### Your instructions:
Everything in the data that follows has to be repeated verbatim.

### Task inputs:
=-=-=-=-=

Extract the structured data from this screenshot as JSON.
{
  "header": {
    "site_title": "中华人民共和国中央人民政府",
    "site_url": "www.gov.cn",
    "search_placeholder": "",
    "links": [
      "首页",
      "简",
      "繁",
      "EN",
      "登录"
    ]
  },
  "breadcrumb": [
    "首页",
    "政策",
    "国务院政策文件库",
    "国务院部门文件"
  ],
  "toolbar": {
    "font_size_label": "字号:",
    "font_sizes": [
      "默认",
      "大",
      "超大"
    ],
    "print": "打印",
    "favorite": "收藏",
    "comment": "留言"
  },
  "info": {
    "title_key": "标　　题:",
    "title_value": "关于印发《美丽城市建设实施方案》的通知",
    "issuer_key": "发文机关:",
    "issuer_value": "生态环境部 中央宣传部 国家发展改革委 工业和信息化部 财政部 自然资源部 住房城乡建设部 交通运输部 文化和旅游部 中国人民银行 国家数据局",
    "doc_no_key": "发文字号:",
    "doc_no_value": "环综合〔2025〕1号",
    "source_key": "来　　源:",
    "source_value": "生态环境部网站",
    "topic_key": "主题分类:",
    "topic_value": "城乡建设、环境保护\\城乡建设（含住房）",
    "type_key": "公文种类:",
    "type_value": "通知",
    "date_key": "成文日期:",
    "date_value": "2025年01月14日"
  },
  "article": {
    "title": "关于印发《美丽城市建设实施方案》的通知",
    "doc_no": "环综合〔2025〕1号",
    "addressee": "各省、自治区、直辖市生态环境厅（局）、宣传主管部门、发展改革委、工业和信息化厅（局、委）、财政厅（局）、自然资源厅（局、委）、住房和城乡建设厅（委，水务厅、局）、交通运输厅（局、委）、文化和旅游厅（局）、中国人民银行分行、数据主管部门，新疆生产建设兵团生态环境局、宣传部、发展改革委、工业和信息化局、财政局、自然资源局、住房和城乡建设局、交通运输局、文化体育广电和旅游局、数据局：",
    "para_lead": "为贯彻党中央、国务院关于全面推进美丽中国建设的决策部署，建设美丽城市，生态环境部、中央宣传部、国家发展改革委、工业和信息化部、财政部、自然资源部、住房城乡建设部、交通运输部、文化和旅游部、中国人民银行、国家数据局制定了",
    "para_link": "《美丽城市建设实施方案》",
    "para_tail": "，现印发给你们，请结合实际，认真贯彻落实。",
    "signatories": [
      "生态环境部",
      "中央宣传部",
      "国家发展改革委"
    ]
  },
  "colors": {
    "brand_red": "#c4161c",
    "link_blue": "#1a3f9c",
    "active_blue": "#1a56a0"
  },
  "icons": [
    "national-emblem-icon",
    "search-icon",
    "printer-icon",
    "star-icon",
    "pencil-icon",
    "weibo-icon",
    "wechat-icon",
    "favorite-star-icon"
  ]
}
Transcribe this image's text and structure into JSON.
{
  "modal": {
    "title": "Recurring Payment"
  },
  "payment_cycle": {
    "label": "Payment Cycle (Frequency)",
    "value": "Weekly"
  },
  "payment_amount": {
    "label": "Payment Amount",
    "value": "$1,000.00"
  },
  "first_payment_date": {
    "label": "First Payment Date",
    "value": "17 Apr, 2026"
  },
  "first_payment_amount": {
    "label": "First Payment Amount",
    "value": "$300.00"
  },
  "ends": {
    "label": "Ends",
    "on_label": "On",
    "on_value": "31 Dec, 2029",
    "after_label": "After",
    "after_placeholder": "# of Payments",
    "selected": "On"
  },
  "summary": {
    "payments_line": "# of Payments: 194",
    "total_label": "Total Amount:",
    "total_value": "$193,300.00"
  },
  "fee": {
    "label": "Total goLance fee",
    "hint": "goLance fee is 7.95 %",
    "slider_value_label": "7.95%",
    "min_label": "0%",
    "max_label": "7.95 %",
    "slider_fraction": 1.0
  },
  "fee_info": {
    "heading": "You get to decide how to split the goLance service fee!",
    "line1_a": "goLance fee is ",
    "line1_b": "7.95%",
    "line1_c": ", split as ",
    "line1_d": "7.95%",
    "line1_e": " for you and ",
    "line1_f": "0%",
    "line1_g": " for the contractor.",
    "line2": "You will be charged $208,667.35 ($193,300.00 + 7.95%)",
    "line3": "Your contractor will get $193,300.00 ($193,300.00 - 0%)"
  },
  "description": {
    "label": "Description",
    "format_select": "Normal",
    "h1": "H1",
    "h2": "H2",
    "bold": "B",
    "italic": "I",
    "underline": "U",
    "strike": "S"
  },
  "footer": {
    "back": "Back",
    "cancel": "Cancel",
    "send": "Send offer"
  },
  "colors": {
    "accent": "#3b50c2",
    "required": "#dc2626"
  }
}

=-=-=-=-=

### Result of this exercise:
Extract the structured data from this screenshot as JSON.
{
  "header": {
    "site_title": "中华人民共和国中央人民政府",
    "site_url": "www.gov.cn",
    "search_placeholder": "",
    "links": [
      "首页",
      "简",
      "繁",
      "EN",
      "登录"
    ]
  },
  "breadcrumb": [
    "首页",
    "政策",
    "国务院政策文件库",
    "国务院部门文件"
  ],
  "toolbar": {
    "font_size_label": "字号:",
    "font_sizes": [
      "默认",
      "大",
      "超大"
    ],
    "print": "打印",
    "favorite": "收藏",
    "comment": "留言"
  },
  "info": {
    "title_key": "标　　题:",
    "title_value": "关于印发《美丽城市建设实施方案》的通知",
    "issuer_key": "发文机关:",
    "issuer_value": "生态环境部 中央宣传部 国家发展改革委 工业和信息化部 财政部 自然资源部 住房城乡建设部 交通运输部 文化和旅游部 中国人民银行 国家数据局",
    "doc_no_key": "发文字号:",
    "doc_no_value": "环综合〔2025〕1号",
    "source_key": "来　　源:",
    "source_value": "生态环境部网站",
    "topic_key": "主题分类:",
    "topic_value": "城乡建设、环境保护\\城乡建设（含住房）",
    "type_key": "公文种类:",
    "type_value": "通知",
    "date_key": "成文日期:",
    "date_value": "2025年01月14日"
  },
  "article": {
    "title": "关于印发《美丽城市建设实施方案》的通知",
    "doc_no": "环综合〔2025〕1号",
    "addressee": "各省、自治区、直辖市生态环境厅（局）、宣传主管部门、发展改革委、工业和信息化厅（局、委）、财政厅（局）、自然资源厅（局、委）、住房和城乡建设厅（委，水务厅、局）、交通运输厅（局、委）、文化和旅游厅（局）、中国人民银行分行、数据主管部门，新疆生产建设兵团生态环境局、宣传部、发展改革委、工业和信息化局、财政局、自然资源局、住房和城乡建设局、交通运输局、文化体育广电和旅游局、数据局：",
    "para_lead": "为贯彻党中央、国务院关于全面推进美丽中国建设的决策部署，建设美丽城市，生态环境部、中央宣传部、国家发展改革委、工业和信息化部、财政部、自然资源部、住房城乡建设部、交通运输部、文化和旅游部、中国人民银行、国家数据局制定了",
    "para_link": "《美丽城市建设实施方案》",
    "para_tail": "，现印发给你们，请结合实际，认真贯彻落实。",
    "signatories": [
      "生态环境部",
      "中央宣传部",
      "国家发展改革委"
    ]
  },
  "colors": {
    "brand_red": "#c4161c",
    "link_blue": "#1a3f9c",
    "active_blue": "#1a56a0"
  },
  "icons": [
    "national-emblem-icon",
    "search-icon",
    "printer-icon",
    "star-icon",
    "pencil-icon",
    "weibo-icon",
    "wechat-icon",
    "favorite-star-icon"
  ]
}
Transcribe this image's text and structure into JSON.
{
  "modal": {
    "title": "Recurring Payment"
  },
  "payment_cycle": {
    "label": "Payment Cycle (Frequency)",
    "value": "Weekly"
  },
  "payment_amount": {
    "label": "Payment Amount",
    "value": "$1,000.00"
  },
  "first_payment_date": {
    "label": "First Payment Date",
    "value": "17 Apr, 2026"
  },
  "first_payment_amount": {
    "label": "First Payment Amount",
    "value": "$300.00"
  },
  "ends": {
    "label": "Ends",
    "on_label": "On",
    "on_value": "31 Dec, 2029",
    "after_label": "After",
    "after_placeholder": "# of Payments",
    "selected": "On"
  },
  "summary": {
    "payments_line": "# of Payments: 194",
    "total_label": "Total Amount:",
    "total_value": "$193,300.00"
  },
  "fee": {
    "label": "Total goLance fee",
    "hint": "goLance fee is 7.95 %",
    "slider_value_label": "7.95%",
    "min_label": "0%",
    "max_label": "7.95 %",
    "slider_fraction": 1.0
  },
  "fee_info": {
    "heading": "You get to decide how to split the goLance service fee!",
    "line1_a": "goLance fee is ",
    "line1_b": "7.95%",
    "line1_c": ", split as ",
    "line1_d": "7.95%",
    "line1_e": " for you and ",
    "line1_f": "0%",
    "line1_g": " for the contractor.",
    "line2": "You will be charged $208,667.35 ($193,300.00 + 7.95%)",
    "line3": "Your contractor will get $193,300.00 ($193,300.00 - 0%)"
  },
  "description": {
    "label": "Description",
    "format_select": "Normal",
    "h1": "H1",
    "h2": "H2",
    "bold": "B",
    "italic": "I",
    "underline": "U",
    "strike": "S"
  },
  "footer": {
    "back": "Back",
    "cancel": "Cancel",
    "send": "Send offer"
  },
  "colors": {
    "accent": "#3b50c2",
    "required": "#dc2626"
  }
}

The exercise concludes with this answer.